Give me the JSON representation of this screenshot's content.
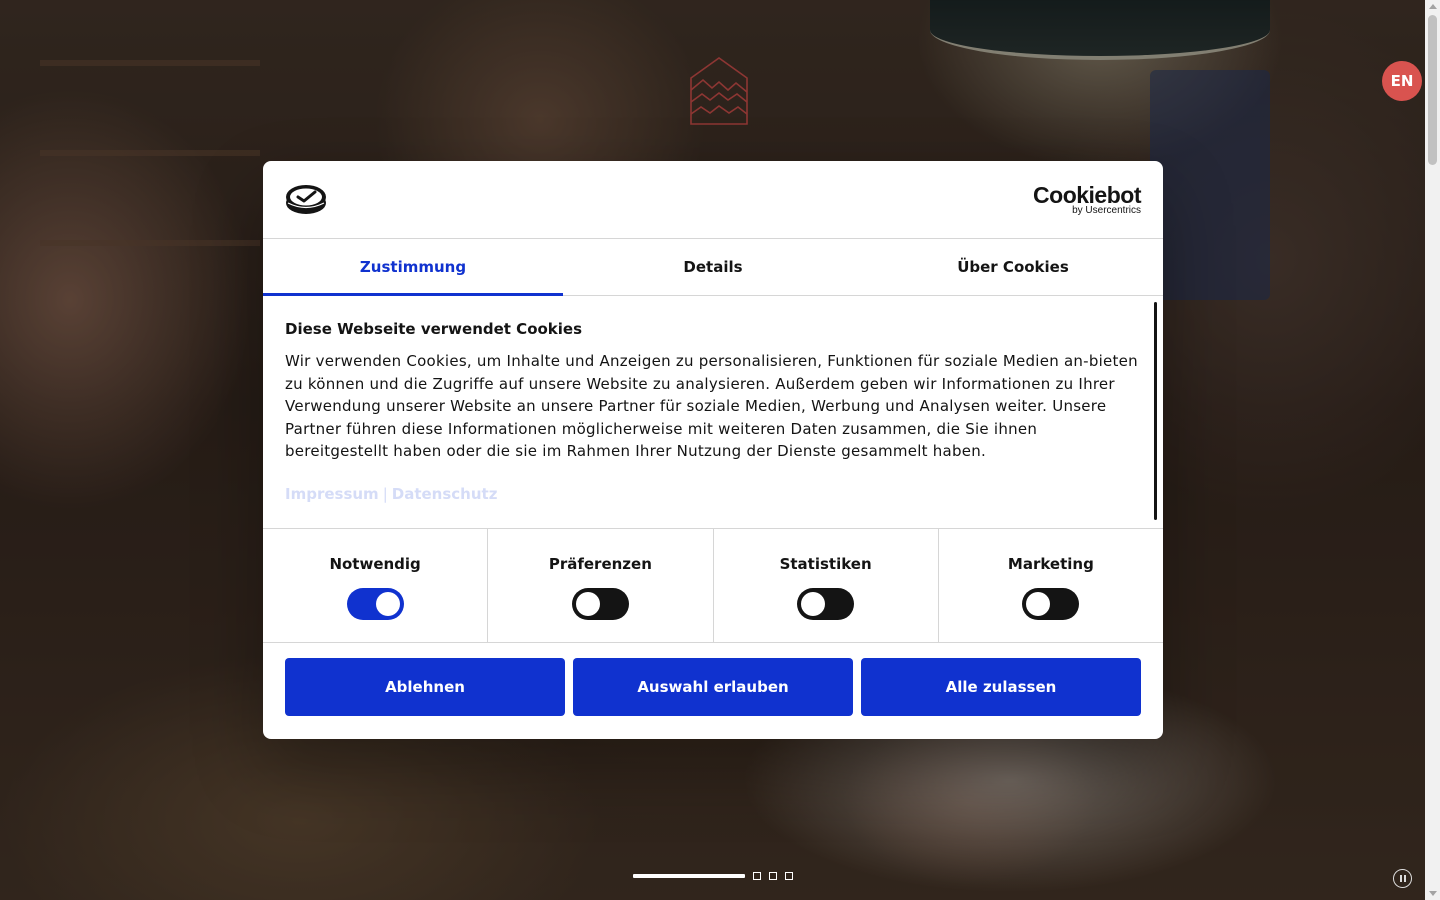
{
  "language_button": {
    "label": "EN"
  },
  "slider": {
    "slides": 4,
    "active_index": 0
  },
  "cookie_dialog": {
    "brand": "Cookiebot",
    "brand_sub": "by Usercentrics",
    "tabs": [
      {
        "label": "Zustimmung",
        "active": true
      },
      {
        "label": "Details",
        "active": false
      },
      {
        "label": "Über Cookies",
        "active": false
      }
    ],
    "title": "Diese Webseite verwendet Cookies",
    "text": "Wir verwenden Cookies, um Inhalte und Anzeigen zu personalisieren, Funktionen für soziale Medien an-bieten zu können und die Zugriffe auf unsere Website zu analysieren. Außerdem geben wir Informationen zu Ihrer Verwendung unserer Website an unsere Partner für soziale Medien, Werbung und Analysen weiter. Unsere Partner führen diese Informationen möglicherweise mit weiteren Daten zusammen, die Sie ihnen bereitgestellt haben oder die sie im Rahmen Ihrer Nutzung der Dienste gesammelt haben.",
    "links": {
      "impressum": "Impressum",
      "separator": "|",
      "datenschutz": "Datenschutz"
    },
    "toggles": [
      {
        "label": "Notwendig",
        "enabled": true
      },
      {
        "label": "Präferenzen",
        "enabled": false
      },
      {
        "label": "Statistiken",
        "enabled": false
      },
      {
        "label": "Marketing",
        "enabled": false
      }
    ],
    "buttons": {
      "decline": "Ablehnen",
      "allow_selection": "Auswahl erlauben",
      "allow_all": "Alle zulassen"
    }
  },
  "colors": {
    "accent": "#1032cf",
    "language_button": "#d9534f",
    "logo_stroke": "#d9534f"
  },
  "icons": {
    "site_logo": "mountain-house-icon",
    "brand_logo": "cookiebot-badge-icon",
    "pause": "pause-icon"
  }
}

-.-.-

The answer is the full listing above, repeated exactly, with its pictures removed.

Give me the JSON representation of this screenshot's content.
{
  "language_button": {
    "label": "EN"
  },
  "slider": {
    "slides": 4,
    "active_index": 0
  },
  "cookie_dialog": {
    "brand": "Cookiebot",
    "brand_sub": "by Usercentrics",
    "tabs": [
      {
        "label": "Zustimmung",
        "active": true
      },
      {
        "label": "Details",
        "active": false
      },
      {
        "label": "Über Cookies",
        "active": false
      }
    ],
    "title": "Diese Webseite verwendet Cookies",
    "text": "Wir verwenden Cookies, um Inhalte und Anzeigen zu personalisieren, Funktionen für soziale Medien an-bieten zu können und die Zugriffe auf unsere Website zu analysieren. Außerdem geben wir Informationen zu Ihrer Verwendung unserer Website an unsere Partner für soziale Medien, Werbung und Analysen weiter. Unsere Partner führen diese Informationen möglicherweise mit weiteren Daten zusammen, die Sie ihnen bereitgestellt haben oder die sie im Rahmen Ihrer Nutzung der Dienste gesammelt haben.",
    "links": {
      "impressum": "Impressum",
      "separator": "|",
      "datenschutz": "Datenschutz"
    },
    "toggles": [
      {
        "label": "Notwendig",
        "enabled": true
      },
      {
        "label": "Präferenzen",
        "enabled": false
      },
      {
        "label": "Statistiken",
        "enabled": false
      },
      {
        "label": "Marketing",
        "enabled": false
      }
    ],
    "buttons": {
      "decline": "Ablehnen",
      "allow_selection": "Auswahl erlauben",
      "allow_all": "Alle zulassen"
    }
  },
  "colors": {
    "accent": "#1032cf",
    "language_button": "#d9534f",
    "logo_stroke": "#d9534f"
  },
  "icons": {
    "site_logo": "mountain-house-icon",
    "brand_logo": "cookiebot-badge-icon",
    "pause": "pause-icon"
  }
}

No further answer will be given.